Two thirds of teachers in Scotland would support industrial action if schools don’t switch to blended or remote learning in level four, a survey has revealed.
Scotland’s largest teaching union, the Educational Institute of Scotland (EIS), found that 66% of respondents indicated a willingness to support industrial action – including strike action – in protest at failure to move to blended or remote learning in areas under the tightest restrictions.
It was also revealed that just 31% of teachers either feel ‘safe’ or ‘very safe’ in schools under the current safety measures in place.
Of those who took part in the survey, 33% indicated that they were in a vulnerable category or cared for someone who was vulnerable.
Vulnerable groups include those who were shielding, people identifying as BAME and pregnant women.
In areas under level four restrictions, 51% of survey respondents believe that remote learning should be introduced on safety grounds.
A further 45% of teachers supported either a blended learning approach or maintaining current arrangements but with additional safety mitigations in place when in level four.
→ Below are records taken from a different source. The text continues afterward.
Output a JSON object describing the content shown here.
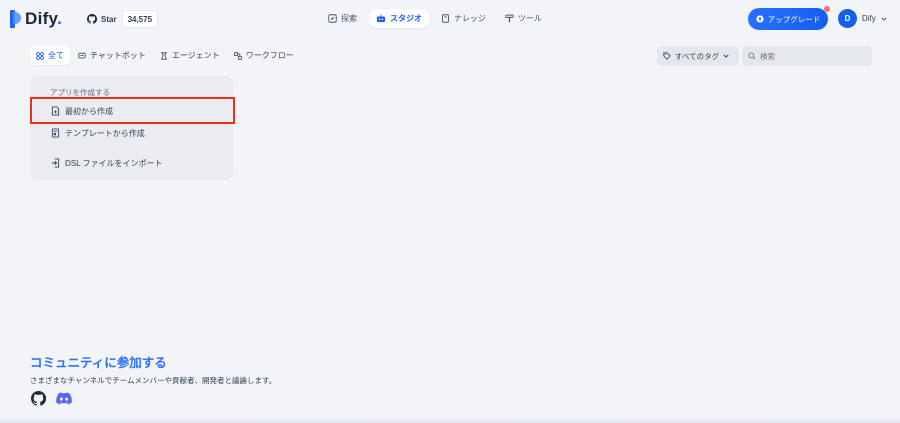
{
  "header": {
    "logo_text": "Dify",
    "logo_suffix": ".",
    "github_star_label": "Star",
    "github_star_count": "34,575",
    "nav": [
      {
        "label": "探索",
        "icon": "compass-icon"
      },
      {
        "label": "スタジオ",
        "icon": "robot-icon",
        "active": true
      },
      {
        "label": "ナレッジ",
        "icon": "book-icon"
      },
      {
        "label": "ツール",
        "icon": "hammer-icon"
      }
    ],
    "upgrade_label": "アップグレード",
    "user_initial": "D",
    "user_name": "Dify"
  },
  "toolbar": {
    "filters": [
      {
        "label": "全て",
        "icon": "grid-icon",
        "active": true
      },
      {
        "label": "チャットボット",
        "icon": "chat-icon"
      },
      {
        "label": "エージェント",
        "icon": "agent-icon"
      },
      {
        "label": "ワークフロー",
        "icon": "workflow-icon"
      }
    ],
    "tags_label": "すべてのタグ",
    "search_placeholder": "検索"
  },
  "create_card": {
    "title": "アプリを作成する",
    "options": [
      {
        "label": "最初から作成",
        "icon": "file-plus-icon"
      },
      {
        "label": "テンプレートから作成",
        "icon": "template-icon"
      },
      {
        "label": "DSL ファイルをインポート",
        "icon": "import-icon"
      }
    ]
  },
  "community": {
    "title": "コミュニティに参加する",
    "description": "さまざまなチャンネルでチームメンバーや貢献者、開発者と議論します。"
  },
  "colors": {
    "accent": "#155eef",
    "highlight": "#e5321f",
    "background": "#f2f4f7"
  }
}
For those areas in level three, the survey showed that there is clear support for schools remaining open – with 86% of respondents backing this option.
There was still significant support for a blended learning model in these areas however, with just under half of teachers (48%) believing this should be in place to enable physical distancing.
Keeping schools open a “priority”
Despite the increasing calls to move to a blended learning model, the survey did also show that 64% of respondents either ‘supported’ or ‘fully supported’ the Scottish Government decision to prioritise keeping schools open where possible.
Speaking last week, Nicola Sturgeon said: “I’m aware there are some people who argue that schools should be closed at level four however our very clear view is that the harm done to young people by closing schools significantly outweighs any impact that schools have on transmission.
“Keeping schools open is therefore a priority.”
The EIS has repeatedly said that schools remaining operational cannot come at the expense of teacher and pupil wellbeing.”
Larry Flanagan, EIS general secretary
Commenting on the results of the survey, EIS general secretary Larry Flanagan argued that although keeping schools open was supported by the majority of teachers, it should not come at the expense of their safety.
He said: “Although members hold a range of opinions on the best means of keeping pupils and teachers safe, there is clear support for moving to industrial action in higher risk areas to protest where teachers feel that the measures required to keep schools safe have not been delivered.
“The EIS has repeatedly said that schools remaining operational cannot come at the expense of teacher and pupil wellbeing.
“Just as importantly blended and remote learning models are increasingly being adopted to stem increases in COVID community infection levels.
“For Level 4 restrictions to be as effective as we would wish them to be, short term closure or part closure of schools need to be considered.”